The 8-0 ruling in Merrill Lynch, Pierce, Fenner & Smith v. Dabit reversed a ruling by the 2nd U.S. Circuit Court of Appeals and was quickly applauded by business advocates. "This ruling shuts the door on clever tactics used by plaintiffs lawyers to circumvent Congress' intent to limit securities class actions," said Robin Conrad, vice president of the National Chamber Litigation Center.
In the Metabolite case, names of inventors, including Samuel F.B. Morse and Alexander Graham Bell, were invoked during a vigorous debate that indicated justices have heard the concerns of commentators who fear that too many ill-defined patents are being granted for inventions better described as discoveries of nature.
"What was made by man here?" Justice Antonin Scalia asked repeatedly, referring to the Metabolite patent at issue in the case. The patent is for a test that signals serious vitamin B deficiencies in patients by measuring levels of homocysteine, an amino acid, in body fluids. But the patent also covers the basic correlation in nature between elevated levels of homocysteine and the vitamin B deficiency that makes the test effective.

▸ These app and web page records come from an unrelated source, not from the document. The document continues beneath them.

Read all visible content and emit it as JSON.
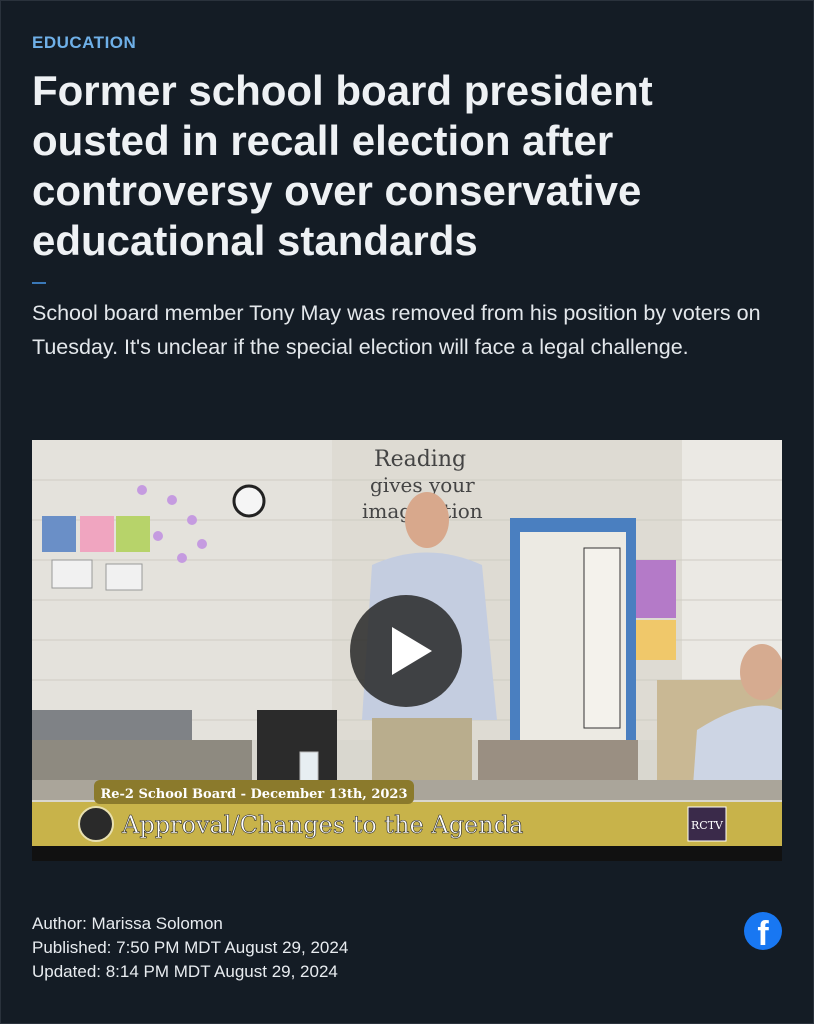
{
  "article": {
    "category": "EDUCATION",
    "headline": "Former school board president ousted in recall election after controversy over conservative educational standards",
    "dek": "School board member Tony May was removed from his position by voters on Tuesday. It's unclear if the special election will face a legal challenge."
  },
  "video": {
    "banner_top": "Re-2 School Board - December 13th, 2023",
    "banner_main": "Approval/Changes to the Agenda",
    "logo_text": "RCTV",
    "wall_text_line1": "Reading",
    "wall_text_line2": "gives your",
    "wall_text_line3": "imagination",
    "play_icon": "play-icon"
  },
  "meta": {
    "author": "Author: Marissa Solomon",
    "published": "Published: 7:50 PM MDT August 29, 2024",
    "updated": "Updated: 8:14 PM MDT August 29, 2024"
  },
  "share": {
    "facebook_icon": "facebook-icon",
    "facebook_color": "#1877f2"
  },
  "colors": {
    "background": "#141c25",
    "category": "#6fb0e8",
    "banner": "#c8b34a"
  }
}
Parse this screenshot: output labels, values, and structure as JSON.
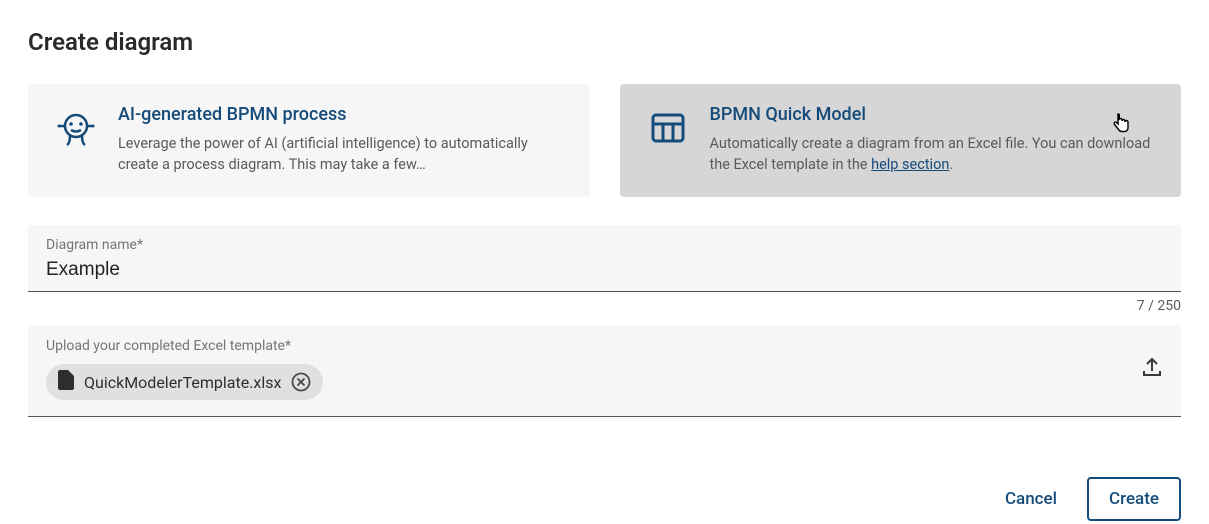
{
  "header": {
    "title": "Create diagram"
  },
  "cards": {
    "ai": {
      "title": "AI-generated BPMN process",
      "description": "Leverage the power of AI (artificial intelligence) to automatically create a process diagram. This may take a few…"
    },
    "quick": {
      "title": "BPMN Quick Model",
      "description_pre": "Automatically create a diagram from an Excel file. You can download the Excel template in the ",
      "help_link": "help section",
      "description_post": "."
    }
  },
  "name_field": {
    "label": "Diagram name*",
    "value": "Example",
    "counter": "7 / 250"
  },
  "upload_field": {
    "label": "Upload your completed Excel template*",
    "file_name": "QuickModelerTemplate.xlsx"
  },
  "footer": {
    "cancel": "Cancel",
    "create": "Create"
  }
}
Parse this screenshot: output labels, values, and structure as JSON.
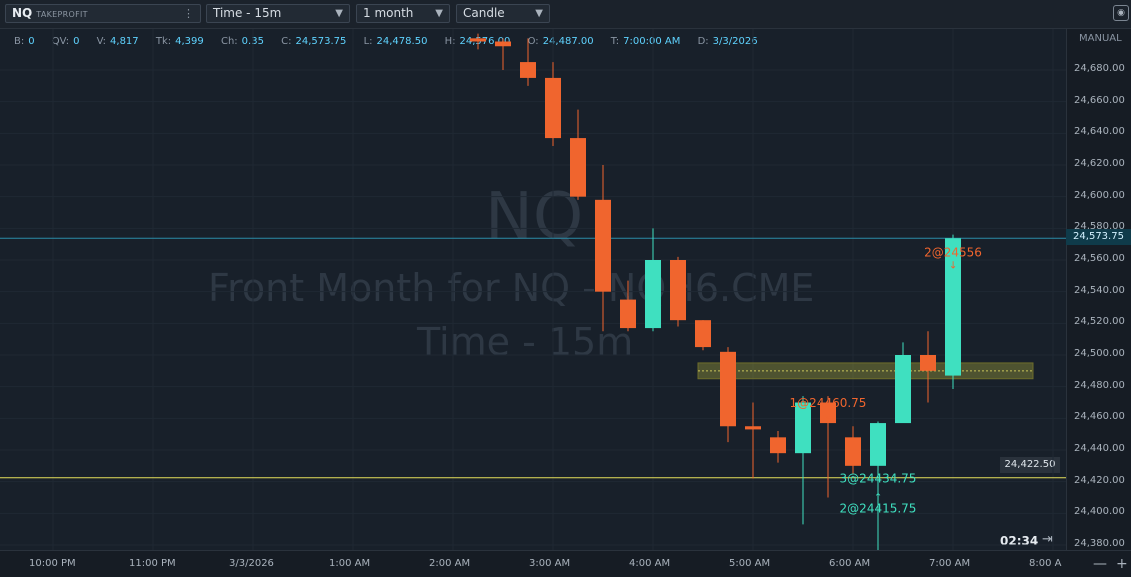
{
  "toolbar": {
    "symbol": "NQ",
    "account": "TAKEPROFIT",
    "more": "⋮",
    "timeframe": "Time - 15m",
    "range": "1 month",
    "chart_type": "Candle"
  },
  "info": {
    "B": "0",
    "QV": "0",
    "V": "4,817",
    "Tk": "4,399",
    "Ch": "0.35",
    "C": "24,573.75",
    "L": "24,478.50",
    "H": "24,576.00",
    "O": "24,487.00",
    "T": "7:00:00 AM",
    "D": "3/3/2026"
  },
  "watermark": {
    "symbol": "NQ",
    "description": "Front Month for NQ - NQH6.CME",
    "timeframe": "Time - 15m"
  },
  "price_axis": {
    "mode": "MANUAL",
    "last_price": "24,573.75",
    "level_label": "24,422.50"
  },
  "countdown": "02:34",
  "zoom": {
    "out": "—",
    "in": "+"
  },
  "colors": {
    "up": "#3fe0c0",
    "down": "#f0652e",
    "level": "#e6e05a",
    "last": "#2a8ca8"
  },
  "chart_data": {
    "type": "candlestick",
    "symbol": "NQ",
    "y_ticks": [
      24380,
      24400,
      24420,
      24440,
      24460,
      24480,
      24500,
      24520,
      24540,
      24560,
      24580,
      24600,
      24620,
      24640,
      24660,
      24680
    ],
    "y_tick_labels": [
      "24,380.00",
      "24,400.00",
      "24,420.00",
      "24,440.00",
      "24,460.00",
      "24,480.00",
      "24,500.00",
      "24,520.00",
      "24,540.00",
      "24,560.00",
      "24,580.00",
      "24,600.00",
      "24,620.00",
      "24,640.00",
      "24,660.00",
      "24,680.00"
    ],
    "ylim": [
      24370,
      24697
    ],
    "x_ticks": [
      {
        "label": "10:00 PM",
        "t": "22:00"
      },
      {
        "label": "11:00 PM",
        "t": "23:00"
      },
      {
        "label": "3/3/2026",
        "t": "00:00"
      },
      {
        "label": "1:00 AM",
        "t": "01:00"
      },
      {
        "label": "2:00 AM",
        "t": "02:00"
      },
      {
        "label": "3:00 AM",
        "t": "03:00"
      },
      {
        "label": "4:00 AM",
        "t": "04:00"
      },
      {
        "label": "5:00 AM",
        "t": "05:00"
      },
      {
        "label": "6:00 AM",
        "t": "06:00"
      },
      {
        "label": "7:00 AM",
        "t": "07:00"
      },
      {
        "label": "8:00 A",
        "t": "08:00"
      }
    ],
    "candles": [
      {
        "t": "02:15",
        "o": 24700,
        "h": 24703,
        "l": 24693,
        "c": 24698
      },
      {
        "t": "02:30",
        "o": 24698,
        "h": 24700,
        "l": 24680,
        "c": 24695
      },
      {
        "t": "02:45",
        "o": 24685,
        "h": 24700,
        "l": 24670,
        "c": 24675
      },
      {
        "t": "03:00",
        "o": 24675,
        "h": 24685,
        "l": 24632,
        "c": 24637
      },
      {
        "t": "03:15",
        "o": 24637,
        "h": 24655,
        "l": 24598,
        "c": 24600
      },
      {
        "t": "03:30",
        "o": 24598,
        "h": 24620,
        "l": 24515,
        "c": 24540
      },
      {
        "t": "03:45",
        "o": 24535,
        "h": 24547,
        "l": 24515,
        "c": 24517
      },
      {
        "t": "04:00",
        "o": 24517,
        "h": 24580,
        "l": 24515,
        "c": 24560
      },
      {
        "t": "04:15",
        "o": 24560,
        "h": 24562,
        "l": 24518,
        "c": 24522
      },
      {
        "t": "04:30",
        "o": 24522,
        "h": 24522,
        "l": 24503,
        "c": 24505
      },
      {
        "t": "04:45",
        "o": 24502,
        "h": 24505,
        "l": 24445,
        "c": 24455
      },
      {
        "t": "05:00",
        "o": 24455,
        "h": 24470,
        "l": 24422,
        "c": 24453
      },
      {
        "t": "05:15",
        "o": 24448,
        "h": 24452,
        "l": 24432,
        "c": 24438
      },
      {
        "t": "05:30",
        "o": 24438,
        "h": 24474,
        "l": 24393,
        "c": 24470
      },
      {
        "t": "05:45",
        "o": 24470,
        "h": 24474,
        "l": 24410,
        "c": 24457
      },
      {
        "t": "06:00",
        "o": 24448,
        "h": 24455,
        "l": 24425,
        "c": 24430
      },
      {
        "t": "06:15",
        "o": 24430,
        "h": 24458,
        "l": 24376,
        "c": 24457
      },
      {
        "t": "06:30",
        "o": 24457,
        "h": 24508,
        "l": 24458,
        "c": 24500
      },
      {
        "t": "06:45",
        "o": 24500,
        "h": 24515,
        "l": 24470,
        "c": 24490
      },
      {
        "t": "07:00",
        "o": 24487,
        "h": 24576,
        "l": 24478.5,
        "c": 24573.75
      }
    ],
    "horizontal_lines": [
      {
        "price": 24573.75,
        "kind": "last"
      },
      {
        "price": 24422.5,
        "kind": "level"
      }
    ],
    "zone": {
      "from_t": "04:30",
      "to_t": "07:45",
      "low": 24485,
      "high": 24495
    },
    "fills": [
      {
        "label": "2@24556",
        "t": "07:00",
        "price": 24556,
        "side": "sell"
      },
      {
        "label": "1@24460.75",
        "t": "05:45",
        "price": 24460.75,
        "side": "sell"
      },
      {
        "label": "3@24434.75",
        "t": "06:15",
        "price": 24434.75,
        "side": "buy"
      },
      {
        "label": "2@24415.75",
        "t": "06:15",
        "price": 24415.75,
        "side": "buy"
      }
    ]
  }
}
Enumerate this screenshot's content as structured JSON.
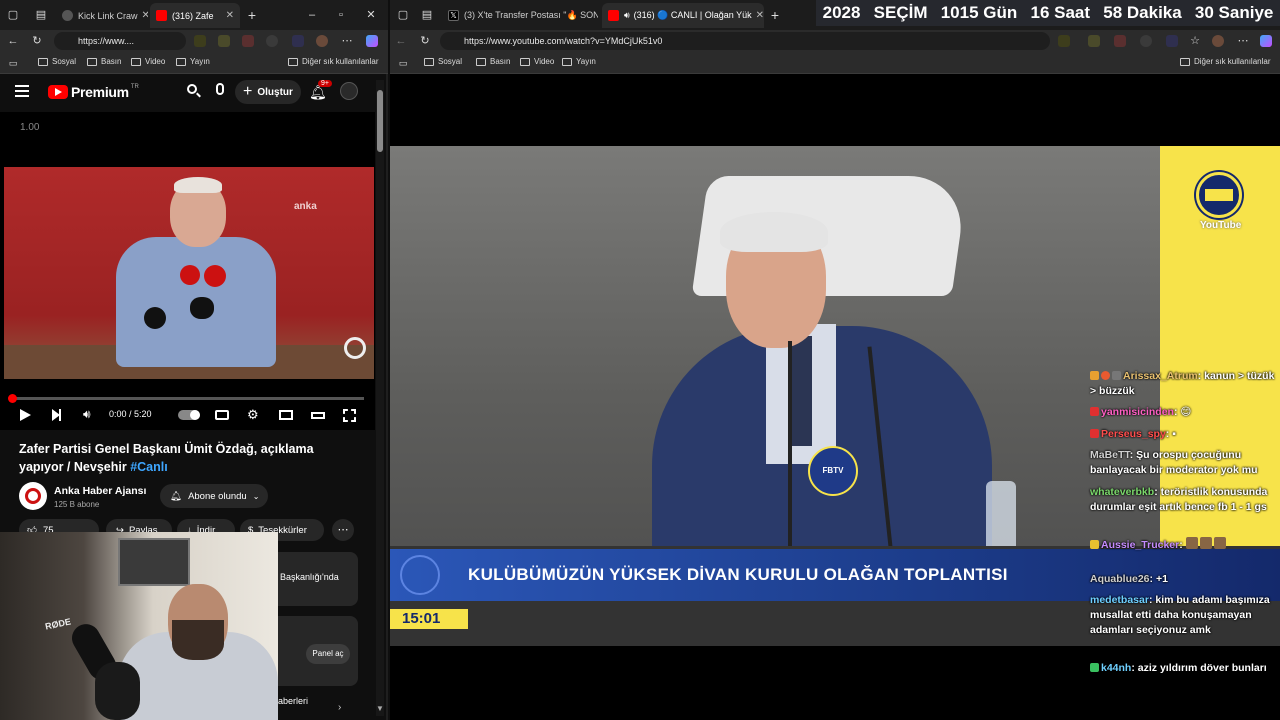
{
  "left_browser": {
    "tabs": [
      {
        "label": "Kick Link Craw",
        "active": false
      },
      {
        "label": "(316) Zafe",
        "active": true
      }
    ],
    "url": "https://www....",
    "bookmarks": [
      "Sosyal",
      "Basın",
      "Video",
      "Yayın"
    ],
    "other_bookmarks": "Diğer sık kullanılanlar"
  },
  "youtube": {
    "logo": "Premium",
    "logo_suffix": "TR",
    "create_label": "Oluştur",
    "notif_count": "9+",
    "speed_label": "1.00",
    "video_watermark": "anka",
    "time": "0:00 / 5:20",
    "title": "Zafer Partisi Genel Başkanı Ümit Özdağ, açıklama yapıyor / Nevşehir",
    "hashtag": "#Canlı",
    "channel": "Anka Haber Ajansı",
    "subs": "125 B abone",
    "subscribed_label": "Abone olundu",
    "likes": "75",
    "share_label": "Paylaş",
    "download_label": "İndir",
    "thanks_label": "Teşekkürler",
    "related_1": "Başkanlığı'nda",
    "panel_label": "Panel aç",
    "related_2": "aberleri",
    "mic_brand": "RØDE"
  },
  "right_browser": {
    "tabs": [
      {
        "label": "(3) X'te Transfer Postası \"🔥 SON",
        "active": false
      },
      {
        "label": "(316) 🔵 CANLI | Olağan Yük",
        "active": true
      }
    ],
    "url": "https://www.youtube.com/watch?v=YMdCjUk51v0",
    "bookmarks": [
      "Sosyal",
      "Basın",
      "Video",
      "Yayın"
    ],
    "other_bookmarks": "Diğer sık kullanılanlar"
  },
  "countdown": {
    "items": [
      "2028",
      "SEÇİM",
      "1015 Gün",
      "16 Saat",
      "58 Dakika",
      "30 Saniye"
    ]
  },
  "stream": {
    "lower_third": "KULÜBÜMÜZÜN YÜKSEK DİVAN KURULU OLAĞAN TOPLANTISI",
    "clock": "15:01",
    "logo_text": "YouTube",
    "mic_label": "FBTV"
  },
  "chat": [
    {
      "user": "Arissax_Atrum",
      "color": "#e8c070",
      "msg": "kanun > tüzük > büzzük"
    },
    {
      "user": "yanmisicinden",
      "color": "#ff5ec4",
      "msg": "😊"
    },
    {
      "user": "Perseus_spy",
      "color": "#ff4d4d",
      "msg": "▪"
    },
    {
      "user": "MaBeTT",
      "color": "#cfcfcf",
      "msg": "Şu orospu çocuğunu banlayacak bir moderator yok mu"
    },
    {
      "user": "whateverbkb",
      "color": "#7bd96b",
      "msg": "teröristlik konusunda durumlar eşit artık bence fb 1 - 1 gs"
    },
    {
      "user": "Aussie_Trucker",
      "color": "#c58cff",
      "msg": ""
    },
    {
      "user": "Aquablue26",
      "color": "#cfcfcf",
      "msg": "+1"
    },
    {
      "user": "medetbasar",
      "color": "#6fd0ff",
      "msg": "kim bu adamı başımıza musallat etti daha konuşamayan adamları seçiyonuz amk"
    },
    {
      "user": "k44nh",
      "color": "#6fd0ff",
      "msg": "aziz yıldırım döver bunları"
    }
  ],
  "colors": {
    "yt_red": "#ff0000",
    "fb_yellow": "#f7e34a",
    "fb_navy": "#14296b",
    "lower_third_blue": "#1c3c8a"
  }
}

"The inventive spark" that made and exploited the correlation was the response of Metabolite's lawyer, Gibson Dunn & Crutcher partner Miguel Estrada.
But Jonathan Franklin, lawyer for LabCorp, which challenged the patent, said that if Metabolite's patent is upheld, then "Einstein could have patented E equals mc squared." By patenting the correlation that makes the vitamin-deficiency test work, Franklin said, Metabolite has "pre-emptive sweep" over all other tests, past and future, that draw conclusions from blood tests. Physicians who draw similar correlations in their work would also be infringers, Franklin suggested.
Franklin is a partner at Hogan & Hartson, the former employer of Chief Justice John Roberts Jr. Because of that connection, apparently, Roberts recused himself in the case and left the courtroom as the argument began.
Scientists patented the test for detecting vitamin B deficiencies in 1986. Metabolite sublicensed the patent to LabCorp, which performed the widely used test. But in 1998, LabCorp began using a different method for measuring homocysteine and stopped paying royalties to Metabolite. Metabolite sued, claiming patent infringement, and a federal district court jury in Colorado agreed. LabCorp was fined and enjoined from using any homocysteine test.
The U.S. Court of Appeals for the Federal Circuit affirmed, finding that the patent was infringed whenever a physician made the association between elevated homocysteine levels and vitamin deficiency.
In its appeal to the high court, LabCorp said that as construed by the Federal Circuit, the patent gave Metabolite exclusive rights over "a basic scientific fact," akin to the laws of gravity. Metabolite counters that the patent is valid and properly drawn.
The case has drawn wide interest, including an opinion piece March 19 in The New York Times by best-selling author Michael Crichton. "We grant patents at a level of abstraction that is unwise and it's gotten us into trouble in the past," Crichton wrote. "Basic truths of nature can't be owned."
The Metabolite dispute is one of two key patent cases the Court is considering this month. On March 29 the justices will hear eBay v. MercExchange, which may have an even broader impact on patent holders. The question in the eBay case is how easy it should be for a patent holder to obtain an injunction against an infringer.
Rodney D. Ryder